[Problem description] Scan the entries below and return each line that contains "What".

Data records for software interfaces
━━━
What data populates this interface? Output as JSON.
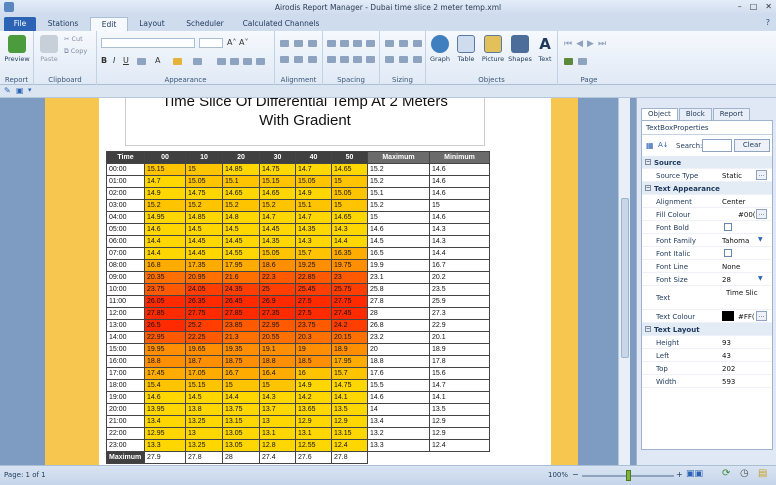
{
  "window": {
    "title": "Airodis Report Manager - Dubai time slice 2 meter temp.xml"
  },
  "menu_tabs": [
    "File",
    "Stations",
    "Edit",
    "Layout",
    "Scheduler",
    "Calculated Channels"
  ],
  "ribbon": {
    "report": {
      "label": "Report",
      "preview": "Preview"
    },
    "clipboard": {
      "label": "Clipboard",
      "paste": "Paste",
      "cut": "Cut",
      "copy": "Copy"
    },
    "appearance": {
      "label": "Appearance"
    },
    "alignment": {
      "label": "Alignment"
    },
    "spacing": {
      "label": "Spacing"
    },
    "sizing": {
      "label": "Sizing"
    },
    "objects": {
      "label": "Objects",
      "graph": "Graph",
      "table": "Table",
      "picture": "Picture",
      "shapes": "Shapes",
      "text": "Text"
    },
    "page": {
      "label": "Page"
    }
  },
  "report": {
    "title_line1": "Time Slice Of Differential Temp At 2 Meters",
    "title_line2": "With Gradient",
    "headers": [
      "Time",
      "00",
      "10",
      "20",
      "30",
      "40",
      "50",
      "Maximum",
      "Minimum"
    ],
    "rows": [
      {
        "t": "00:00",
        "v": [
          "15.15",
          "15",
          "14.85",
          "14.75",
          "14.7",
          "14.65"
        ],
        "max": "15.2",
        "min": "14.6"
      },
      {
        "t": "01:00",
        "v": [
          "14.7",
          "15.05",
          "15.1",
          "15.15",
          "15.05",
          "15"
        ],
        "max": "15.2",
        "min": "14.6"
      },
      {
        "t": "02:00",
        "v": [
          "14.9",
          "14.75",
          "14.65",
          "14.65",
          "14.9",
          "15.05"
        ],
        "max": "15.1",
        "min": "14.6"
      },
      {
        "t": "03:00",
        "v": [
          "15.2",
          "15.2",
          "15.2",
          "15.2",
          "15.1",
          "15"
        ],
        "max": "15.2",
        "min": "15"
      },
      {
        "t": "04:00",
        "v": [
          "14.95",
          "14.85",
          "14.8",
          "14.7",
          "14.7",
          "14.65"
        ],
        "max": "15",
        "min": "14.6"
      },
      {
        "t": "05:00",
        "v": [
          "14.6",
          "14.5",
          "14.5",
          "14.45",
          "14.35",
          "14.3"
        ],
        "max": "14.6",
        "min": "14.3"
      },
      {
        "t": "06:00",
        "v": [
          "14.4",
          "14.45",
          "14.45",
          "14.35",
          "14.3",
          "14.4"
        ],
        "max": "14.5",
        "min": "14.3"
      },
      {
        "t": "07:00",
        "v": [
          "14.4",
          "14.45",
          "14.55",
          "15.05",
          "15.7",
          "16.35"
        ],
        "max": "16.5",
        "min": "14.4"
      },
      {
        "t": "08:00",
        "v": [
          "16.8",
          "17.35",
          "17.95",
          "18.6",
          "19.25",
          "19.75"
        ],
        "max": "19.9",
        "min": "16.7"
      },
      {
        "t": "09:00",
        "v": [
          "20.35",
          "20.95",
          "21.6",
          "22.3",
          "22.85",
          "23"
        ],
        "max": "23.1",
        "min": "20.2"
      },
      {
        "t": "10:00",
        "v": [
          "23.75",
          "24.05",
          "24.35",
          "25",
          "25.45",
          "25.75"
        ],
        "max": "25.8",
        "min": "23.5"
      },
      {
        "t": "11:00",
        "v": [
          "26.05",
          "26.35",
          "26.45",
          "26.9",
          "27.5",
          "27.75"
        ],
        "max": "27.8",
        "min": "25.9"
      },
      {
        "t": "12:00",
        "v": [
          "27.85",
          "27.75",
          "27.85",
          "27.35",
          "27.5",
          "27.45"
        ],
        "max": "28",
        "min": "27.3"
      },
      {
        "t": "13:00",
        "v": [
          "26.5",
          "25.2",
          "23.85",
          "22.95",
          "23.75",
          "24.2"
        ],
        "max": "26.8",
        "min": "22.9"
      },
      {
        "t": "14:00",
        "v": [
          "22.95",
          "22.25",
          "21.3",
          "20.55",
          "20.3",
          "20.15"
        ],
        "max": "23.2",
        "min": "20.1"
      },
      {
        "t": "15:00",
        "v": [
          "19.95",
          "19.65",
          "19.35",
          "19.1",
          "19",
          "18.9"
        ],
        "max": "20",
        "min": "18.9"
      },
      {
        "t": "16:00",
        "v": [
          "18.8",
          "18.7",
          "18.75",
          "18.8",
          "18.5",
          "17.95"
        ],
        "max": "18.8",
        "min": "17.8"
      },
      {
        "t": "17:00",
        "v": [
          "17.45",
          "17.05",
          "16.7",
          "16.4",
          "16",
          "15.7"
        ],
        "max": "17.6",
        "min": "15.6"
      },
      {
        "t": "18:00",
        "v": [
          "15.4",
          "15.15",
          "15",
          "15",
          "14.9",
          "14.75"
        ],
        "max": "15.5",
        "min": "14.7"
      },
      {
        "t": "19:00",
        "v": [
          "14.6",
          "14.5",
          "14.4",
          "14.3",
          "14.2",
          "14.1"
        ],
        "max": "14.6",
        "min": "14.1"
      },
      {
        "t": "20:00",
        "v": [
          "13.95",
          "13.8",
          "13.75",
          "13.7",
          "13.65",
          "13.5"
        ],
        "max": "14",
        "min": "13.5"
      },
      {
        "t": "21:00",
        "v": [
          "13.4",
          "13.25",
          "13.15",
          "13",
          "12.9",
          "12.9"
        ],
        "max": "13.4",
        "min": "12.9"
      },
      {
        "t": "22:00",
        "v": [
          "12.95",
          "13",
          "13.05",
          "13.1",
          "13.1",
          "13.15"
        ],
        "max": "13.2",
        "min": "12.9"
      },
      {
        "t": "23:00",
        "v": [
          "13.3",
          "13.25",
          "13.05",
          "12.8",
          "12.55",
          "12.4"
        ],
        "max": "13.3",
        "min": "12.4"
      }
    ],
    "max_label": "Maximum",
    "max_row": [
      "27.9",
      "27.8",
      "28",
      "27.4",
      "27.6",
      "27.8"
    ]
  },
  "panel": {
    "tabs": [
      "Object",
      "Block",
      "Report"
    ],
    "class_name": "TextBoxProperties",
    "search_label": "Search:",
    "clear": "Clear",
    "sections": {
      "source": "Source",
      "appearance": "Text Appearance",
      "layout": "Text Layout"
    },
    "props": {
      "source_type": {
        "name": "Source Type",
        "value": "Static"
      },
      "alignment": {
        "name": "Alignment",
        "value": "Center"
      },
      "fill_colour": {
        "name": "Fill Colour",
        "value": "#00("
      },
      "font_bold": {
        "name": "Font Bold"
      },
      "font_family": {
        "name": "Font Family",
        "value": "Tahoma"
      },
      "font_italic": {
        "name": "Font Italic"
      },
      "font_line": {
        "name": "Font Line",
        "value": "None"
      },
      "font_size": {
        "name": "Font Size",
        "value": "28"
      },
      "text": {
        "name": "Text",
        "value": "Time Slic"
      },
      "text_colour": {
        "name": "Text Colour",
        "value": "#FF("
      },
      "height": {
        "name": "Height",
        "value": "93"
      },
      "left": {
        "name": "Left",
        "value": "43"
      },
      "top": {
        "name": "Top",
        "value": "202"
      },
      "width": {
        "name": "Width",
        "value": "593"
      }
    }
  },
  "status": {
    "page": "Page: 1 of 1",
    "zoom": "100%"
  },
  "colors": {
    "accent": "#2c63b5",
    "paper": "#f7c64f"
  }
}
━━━
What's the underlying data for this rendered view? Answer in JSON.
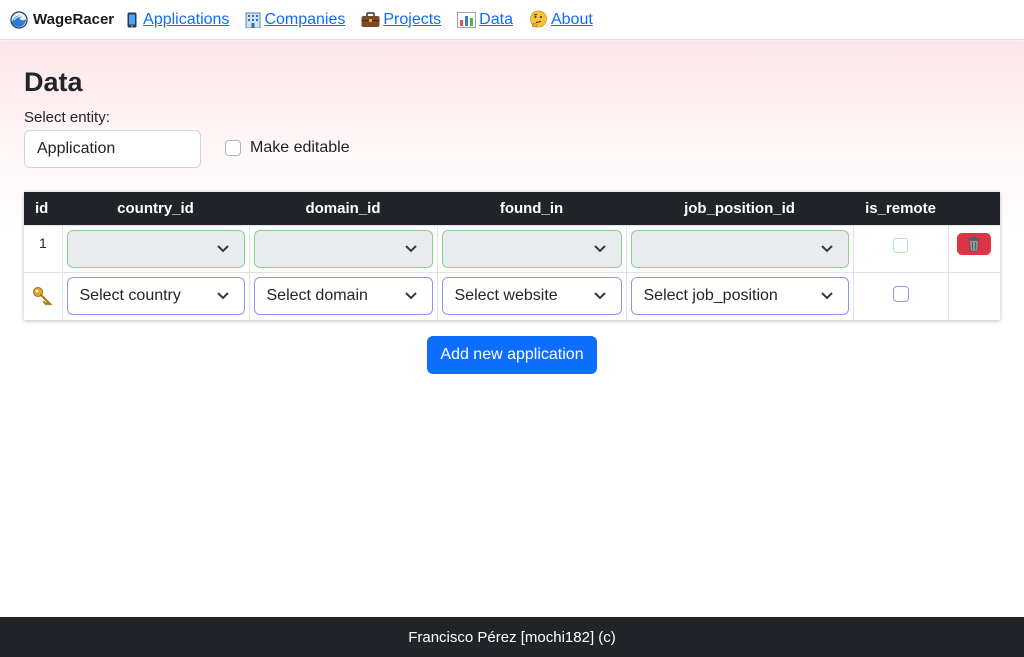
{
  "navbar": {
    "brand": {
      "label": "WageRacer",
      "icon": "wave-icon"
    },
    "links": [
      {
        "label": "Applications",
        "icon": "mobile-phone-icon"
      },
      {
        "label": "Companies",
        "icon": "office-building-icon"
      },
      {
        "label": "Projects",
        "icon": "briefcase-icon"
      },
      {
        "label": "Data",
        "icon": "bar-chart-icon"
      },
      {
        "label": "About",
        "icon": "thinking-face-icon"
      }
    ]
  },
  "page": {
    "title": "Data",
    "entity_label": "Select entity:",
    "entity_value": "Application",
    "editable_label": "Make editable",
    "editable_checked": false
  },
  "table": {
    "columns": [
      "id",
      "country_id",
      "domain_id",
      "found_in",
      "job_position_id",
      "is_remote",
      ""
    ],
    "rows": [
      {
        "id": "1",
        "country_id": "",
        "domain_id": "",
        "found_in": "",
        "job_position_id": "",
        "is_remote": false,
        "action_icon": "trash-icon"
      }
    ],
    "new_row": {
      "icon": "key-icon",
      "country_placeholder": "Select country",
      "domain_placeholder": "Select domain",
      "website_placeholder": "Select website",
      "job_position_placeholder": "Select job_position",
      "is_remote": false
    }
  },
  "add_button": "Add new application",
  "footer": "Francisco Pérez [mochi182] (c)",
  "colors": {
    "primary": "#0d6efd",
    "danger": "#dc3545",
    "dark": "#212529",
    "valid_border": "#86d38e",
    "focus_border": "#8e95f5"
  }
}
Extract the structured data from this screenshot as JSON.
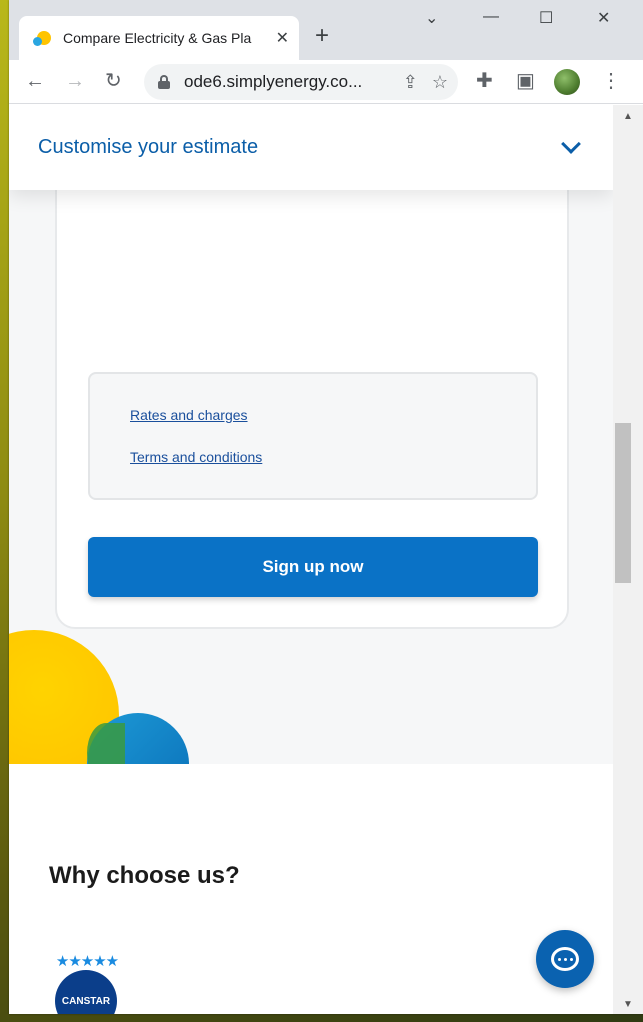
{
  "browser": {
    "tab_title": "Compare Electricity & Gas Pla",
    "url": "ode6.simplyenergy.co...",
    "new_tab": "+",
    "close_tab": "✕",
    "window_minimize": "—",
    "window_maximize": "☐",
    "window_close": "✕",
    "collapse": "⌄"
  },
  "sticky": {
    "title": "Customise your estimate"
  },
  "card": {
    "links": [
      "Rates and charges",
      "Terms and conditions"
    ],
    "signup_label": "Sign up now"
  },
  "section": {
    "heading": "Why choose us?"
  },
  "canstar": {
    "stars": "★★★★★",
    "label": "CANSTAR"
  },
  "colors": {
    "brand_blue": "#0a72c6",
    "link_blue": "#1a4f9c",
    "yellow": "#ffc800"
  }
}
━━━
[Answer to this problem]
What data populates this interface? Output as JSON.
What's the underlying data for this rendered view? Answer in JSON.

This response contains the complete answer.